#### Given information

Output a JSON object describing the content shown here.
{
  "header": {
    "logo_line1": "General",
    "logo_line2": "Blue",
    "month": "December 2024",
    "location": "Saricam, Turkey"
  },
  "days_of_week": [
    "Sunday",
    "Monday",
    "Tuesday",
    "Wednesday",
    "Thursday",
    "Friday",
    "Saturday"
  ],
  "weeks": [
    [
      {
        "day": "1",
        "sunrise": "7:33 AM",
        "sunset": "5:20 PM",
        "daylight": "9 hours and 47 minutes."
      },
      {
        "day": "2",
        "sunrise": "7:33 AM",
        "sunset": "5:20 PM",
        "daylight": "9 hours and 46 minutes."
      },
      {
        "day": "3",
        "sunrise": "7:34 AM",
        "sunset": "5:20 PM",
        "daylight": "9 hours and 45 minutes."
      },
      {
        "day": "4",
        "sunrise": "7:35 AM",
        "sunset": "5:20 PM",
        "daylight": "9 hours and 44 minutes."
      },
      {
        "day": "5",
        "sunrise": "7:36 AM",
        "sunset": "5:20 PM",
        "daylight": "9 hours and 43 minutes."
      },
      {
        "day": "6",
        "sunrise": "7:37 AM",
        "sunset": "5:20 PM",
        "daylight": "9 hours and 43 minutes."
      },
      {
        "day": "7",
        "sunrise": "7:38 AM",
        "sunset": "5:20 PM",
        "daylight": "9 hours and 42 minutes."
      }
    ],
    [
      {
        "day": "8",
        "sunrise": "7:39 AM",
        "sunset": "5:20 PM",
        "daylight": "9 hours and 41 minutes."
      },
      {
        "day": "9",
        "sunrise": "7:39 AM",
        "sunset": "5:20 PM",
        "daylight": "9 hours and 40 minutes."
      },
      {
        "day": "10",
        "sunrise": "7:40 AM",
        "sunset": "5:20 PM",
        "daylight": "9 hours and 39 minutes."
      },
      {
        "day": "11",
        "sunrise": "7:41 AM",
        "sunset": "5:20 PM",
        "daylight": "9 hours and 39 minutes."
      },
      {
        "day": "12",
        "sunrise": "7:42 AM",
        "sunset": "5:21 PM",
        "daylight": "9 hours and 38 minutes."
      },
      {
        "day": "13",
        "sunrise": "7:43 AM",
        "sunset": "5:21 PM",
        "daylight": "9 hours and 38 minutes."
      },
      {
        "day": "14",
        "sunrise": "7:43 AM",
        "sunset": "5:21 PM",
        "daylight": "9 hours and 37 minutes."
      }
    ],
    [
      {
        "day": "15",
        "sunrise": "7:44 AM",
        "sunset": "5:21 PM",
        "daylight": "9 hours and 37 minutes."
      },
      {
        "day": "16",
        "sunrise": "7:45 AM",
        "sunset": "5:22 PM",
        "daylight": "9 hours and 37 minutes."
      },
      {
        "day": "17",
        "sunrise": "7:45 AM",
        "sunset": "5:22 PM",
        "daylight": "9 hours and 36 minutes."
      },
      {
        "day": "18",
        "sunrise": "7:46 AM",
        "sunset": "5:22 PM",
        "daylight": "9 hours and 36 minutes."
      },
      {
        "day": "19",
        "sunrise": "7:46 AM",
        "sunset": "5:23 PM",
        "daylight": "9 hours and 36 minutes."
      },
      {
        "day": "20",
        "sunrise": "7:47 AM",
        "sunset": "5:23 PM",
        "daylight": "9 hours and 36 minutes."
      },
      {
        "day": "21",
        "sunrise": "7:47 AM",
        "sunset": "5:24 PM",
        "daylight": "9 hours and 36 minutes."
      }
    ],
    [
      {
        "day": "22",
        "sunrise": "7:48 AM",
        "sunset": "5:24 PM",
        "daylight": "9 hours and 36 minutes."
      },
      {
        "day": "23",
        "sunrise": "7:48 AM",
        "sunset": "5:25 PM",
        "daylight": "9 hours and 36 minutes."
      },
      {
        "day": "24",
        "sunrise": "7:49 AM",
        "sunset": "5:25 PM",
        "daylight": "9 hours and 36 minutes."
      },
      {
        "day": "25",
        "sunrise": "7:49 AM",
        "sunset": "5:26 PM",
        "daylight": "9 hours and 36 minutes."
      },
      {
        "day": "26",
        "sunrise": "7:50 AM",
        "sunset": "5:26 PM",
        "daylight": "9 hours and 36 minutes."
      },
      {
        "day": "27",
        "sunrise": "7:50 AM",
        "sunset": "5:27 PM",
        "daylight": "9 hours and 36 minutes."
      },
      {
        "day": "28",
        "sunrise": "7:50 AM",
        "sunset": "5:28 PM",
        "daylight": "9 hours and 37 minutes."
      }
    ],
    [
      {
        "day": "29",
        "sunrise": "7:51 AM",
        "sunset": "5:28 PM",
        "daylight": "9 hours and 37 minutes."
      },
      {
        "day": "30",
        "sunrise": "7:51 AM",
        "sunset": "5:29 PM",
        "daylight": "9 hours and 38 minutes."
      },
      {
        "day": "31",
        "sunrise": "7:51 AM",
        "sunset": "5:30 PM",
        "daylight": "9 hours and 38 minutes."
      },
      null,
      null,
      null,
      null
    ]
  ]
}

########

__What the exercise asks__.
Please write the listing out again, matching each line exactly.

__Final answer__.
Output a JSON object describing the content shown here.
{
  "header": {
    "logo_line1": "General",
    "logo_line2": "Blue",
    "month": "December 2024",
    "location": "Saricam, Turkey"
  },
  "days_of_week": [
    "Sunday",
    "Monday",
    "Tuesday",
    "Wednesday",
    "Thursday",
    "Friday",
    "Saturday"
  ],
  "weeks": [
    [
      {
        "day": "1",
        "sunrise": "7:33 AM",
        "sunset": "5:20 PM",
        "daylight": "9 hours and 47 minutes."
      },
      {
        "day": "2",
        "sunrise": "7:33 AM",
        "sunset": "5:20 PM",
        "daylight": "9 hours and 46 minutes."
      },
      {
        "day": "3",
        "sunrise": "7:34 AM",
        "sunset": "5:20 PM",
        "daylight": "9 hours and 45 minutes."
      },
      {
        "day": "4",
        "sunrise": "7:35 AM",
        "sunset": "5:20 PM",
        "daylight": "9 hours and 44 minutes."
      },
      {
        "day": "5",
        "sunrise": "7:36 AM",
        "sunset": "5:20 PM",
        "daylight": "9 hours and 43 minutes."
      },
      {
        "day": "6",
        "sunrise": "7:37 AM",
        "sunset": "5:20 PM",
        "daylight": "9 hours and 43 minutes."
      },
      {
        "day": "7",
        "sunrise": "7:38 AM",
        "sunset": "5:20 PM",
        "daylight": "9 hours and 42 minutes."
      }
    ],
    [
      {
        "day": "8",
        "sunrise": "7:39 AM",
        "sunset": "5:20 PM",
        "daylight": "9 hours and 41 minutes."
      },
      {
        "day": "9",
        "sunrise": "7:39 AM",
        "sunset": "5:20 PM",
        "daylight": "9 hours and 40 minutes."
      },
      {
        "day": "10",
        "sunrise": "7:40 AM",
        "sunset": "5:20 PM",
        "daylight": "9 hours and 39 minutes."
      },
      {
        "day": "11",
        "sunrise": "7:41 AM",
        "sunset": "5:20 PM",
        "daylight": "9 hours and 39 minutes."
      },
      {
        "day": "12",
        "sunrise": "7:42 AM",
        "sunset": "5:21 PM",
        "daylight": "9 hours and 38 minutes."
      },
      {
        "day": "13",
        "sunrise": "7:43 AM",
        "sunset": "5:21 PM",
        "daylight": "9 hours and 38 minutes."
      },
      {
        "day": "14",
        "sunrise": "7:43 AM",
        "sunset": "5:21 PM",
        "daylight": "9 hours and 37 minutes."
      }
    ],
    [
      {
        "day": "15",
        "sunrise": "7:44 AM",
        "sunset": "5:21 PM",
        "daylight": "9 hours and 37 minutes."
      },
      {
        "day": "16",
        "sunrise": "7:45 AM",
        "sunset": "5:22 PM",
        "daylight": "9 hours and 37 minutes."
      },
      {
        "day": "17",
        "sunrise": "7:45 AM",
        "sunset": "5:22 PM",
        "daylight": "9 hours and 36 minutes."
      },
      {
        "day": "18",
        "sunrise": "7:46 AM",
        "sunset": "5:22 PM",
        "daylight": "9 hours and 36 minutes."
      },
      {
        "day": "19",
        "sunrise": "7:46 AM",
        "sunset": "5:23 PM",
        "daylight": "9 hours and 36 minutes."
      },
      {
        "day": "20",
        "sunrise": "7:47 AM",
        "sunset": "5:23 PM",
        "daylight": "9 hours and 36 minutes."
      },
      {
        "day": "21",
        "sunrise": "7:47 AM",
        "sunset": "5:24 PM",
        "daylight": "9 hours and 36 minutes."
      }
    ],
    [
      {
        "day": "22",
        "sunrise": "7:48 AM",
        "sunset": "5:24 PM",
        "daylight": "9 hours and 36 minutes."
      },
      {
        "day": "23",
        "sunrise": "7:48 AM",
        "sunset": "5:25 PM",
        "daylight": "9 hours and 36 minutes."
      },
      {
        "day": "24",
        "sunrise": "7:49 AM",
        "sunset": "5:25 PM",
        "daylight": "9 hours and 36 minutes."
      },
      {
        "day": "25",
        "sunrise": "7:49 AM",
        "sunset": "5:26 PM",
        "daylight": "9 hours and 36 minutes."
      },
      {
        "day": "26",
        "sunrise": "7:50 AM",
        "sunset": "5:26 PM",
        "daylight": "9 hours and 36 minutes."
      },
      {
        "day": "27",
        "sunrise": "7:50 AM",
        "sunset": "5:27 PM",
        "daylight": "9 hours and 36 minutes."
      },
      {
        "day": "28",
        "sunrise": "7:50 AM",
        "sunset": "5:28 PM",
        "daylight": "9 hours and 37 minutes."
      }
    ],
    [
      {
        "day": "29",
        "sunrise": "7:51 AM",
        "sunset": "5:28 PM",
        "daylight": "9 hours and 37 minutes."
      },
      {
        "day": "30",
        "sunrise": "7:51 AM",
        "sunset": "5:29 PM",
        "daylight": "9 hours and 38 minutes."
      },
      {
        "day": "31",
        "sunrise": "7:51 AM",
        "sunset": "5:30 PM",
        "daylight": "9 hours and 38 minutes."
      },
      null,
      null,
      null,
      null
    ]
  ]
}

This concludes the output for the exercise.